## Instructions to follow
Your reply should reproduce the data below without a single alteration, apart from dropping the images.

[Dataset rows for apps and sites]
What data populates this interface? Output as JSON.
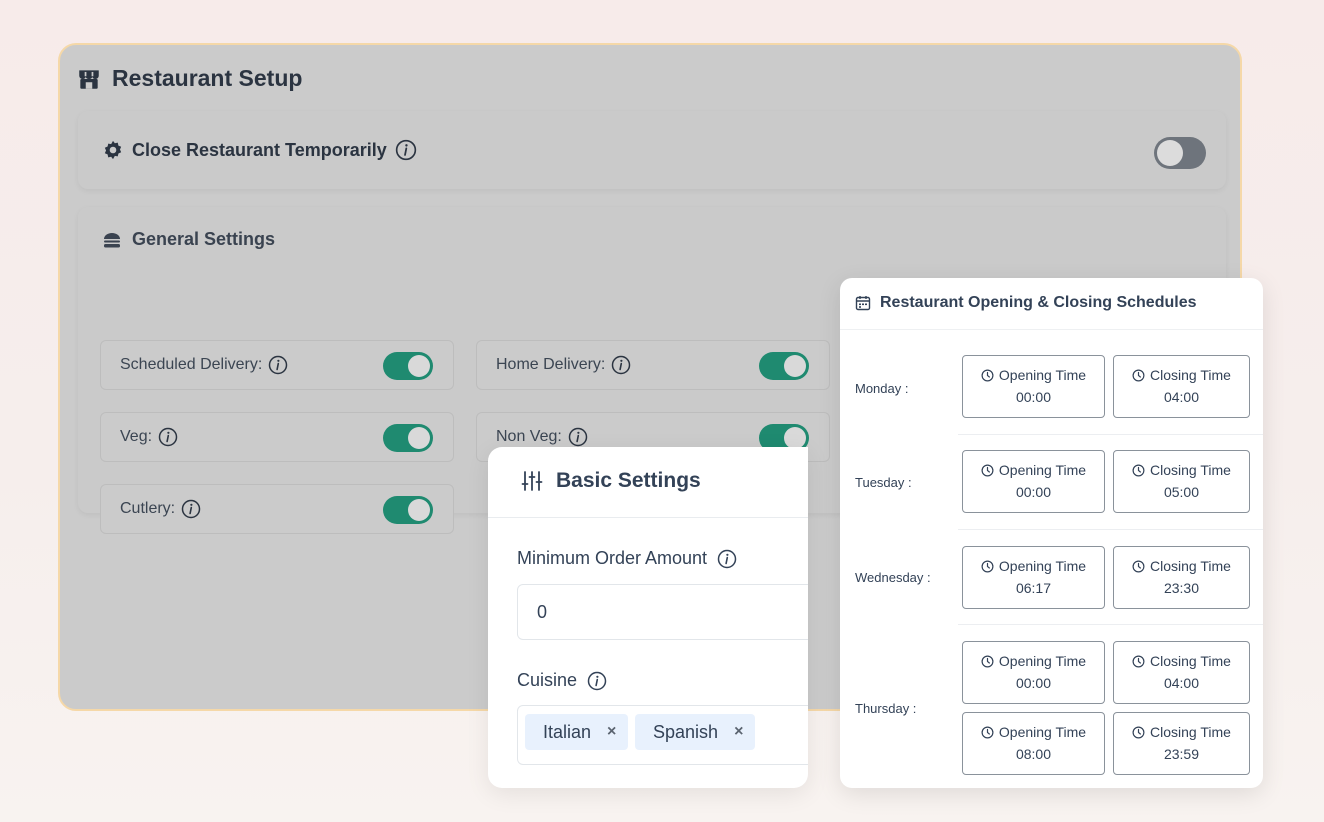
{
  "setup": {
    "title": "Restaurant Setup",
    "close_label": "Close Restaurant Temporarily",
    "close_enabled": false,
    "general_title": "General Settings",
    "options": [
      {
        "label": "Scheduled Delivery:",
        "enabled": true
      },
      {
        "label": "Home Delivery:",
        "enabled": true
      },
      {
        "label": "Veg:",
        "enabled": true
      },
      {
        "label": "Non Veg:",
        "enabled": true
      },
      {
        "label": "Cutlery:",
        "enabled": true
      }
    ]
  },
  "basic": {
    "title": "Basic Settings",
    "min_order_label": "Minimum Order Amount",
    "min_order_value": "0",
    "cuisine_label": "Cuisine",
    "cuisines": [
      "Italian",
      "Spanish"
    ],
    "remove_symbol": "×"
  },
  "schedule": {
    "title": "Restaurant Opening & Closing Schedules",
    "opening_label": "Opening Time",
    "closing_label": "Closing Time",
    "days": [
      {
        "day": "Monday :",
        "slots": [
          {
            "open": "00:00",
            "close": "04:00"
          }
        ]
      },
      {
        "day": "Tuesday :",
        "slots": [
          {
            "open": "00:00",
            "close": "05:00"
          }
        ]
      },
      {
        "day": "Wednesday :",
        "slots": [
          {
            "open": "06:17",
            "close": "23:30"
          }
        ]
      },
      {
        "day": "Thursday :",
        "slots": [
          {
            "open": "00:00",
            "close": "04:00"
          },
          {
            "open": "08:00",
            "close": "23:59"
          }
        ]
      }
    ]
  },
  "colors": {
    "toggle_on": "#1f8a70",
    "toggle_off": "#6e747c",
    "panel_border": "#f5d8a8",
    "tag_bg": "#e8f1fd"
  },
  "icons": {
    "setup": "store-icon",
    "close": "gear-icon",
    "general": "burger-icon",
    "basic": "sliders-icon",
    "schedule": "calendar-icon",
    "time": "clock-icon",
    "info": "info-icon"
  }
}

## Task output
What data populates this interface? Output as JSON.
{
  "setup": {
    "title": "Restaurant Setup",
    "close_label": "Close Restaurant Temporarily",
    "close_enabled": false,
    "general_title": "General Settings",
    "options": [
      {
        "label": "Scheduled Delivery:",
        "enabled": true
      },
      {
        "label": "Home Delivery:",
        "enabled": true
      },
      {
        "label": "Veg:",
        "enabled": true
      },
      {
        "label": "Non Veg:",
        "enabled": true
      },
      {
        "label": "Cutlery:",
        "enabled": true
      }
    ]
  },
  "basic": {
    "title": "Basic Settings",
    "min_order_label": "Minimum Order Amount",
    "min_order_value": "0",
    "cuisine_label": "Cuisine",
    "cuisines": [
      "Italian",
      "Spanish"
    ],
    "remove_symbol": "×"
  },
  "schedule": {
    "title": "Restaurant Opening & Closing Schedules",
    "opening_label": "Opening Time",
    "closing_label": "Closing Time",
    "days": [
      {
        "day": "Monday :",
        "slots": [
          {
            "open": "00:00",
            "close": "04:00"
          }
        ]
      },
      {
        "day": "Tuesday :",
        "slots": [
          {
            "open": "00:00",
            "close": "05:00"
          }
        ]
      },
      {
        "day": "Wednesday :",
        "slots": [
          {
            "open": "06:17",
            "close": "23:30"
          }
        ]
      },
      {
        "day": "Thursday :",
        "slots": [
          {
            "open": "00:00",
            "close": "04:00"
          },
          {
            "open": "08:00",
            "close": "23:59"
          }
        ]
      }
    ]
  },
  "colors": {
    "toggle_on": "#1f8a70",
    "toggle_off": "#6e747c",
    "panel_border": "#f5d8a8",
    "tag_bg": "#e8f1fd"
  },
  "icons": {
    "setup": "store-icon",
    "close": "gear-icon",
    "general": "burger-icon",
    "basic": "sliders-icon",
    "schedule": "calendar-icon",
    "time": "clock-icon",
    "info": "info-icon"
  }
}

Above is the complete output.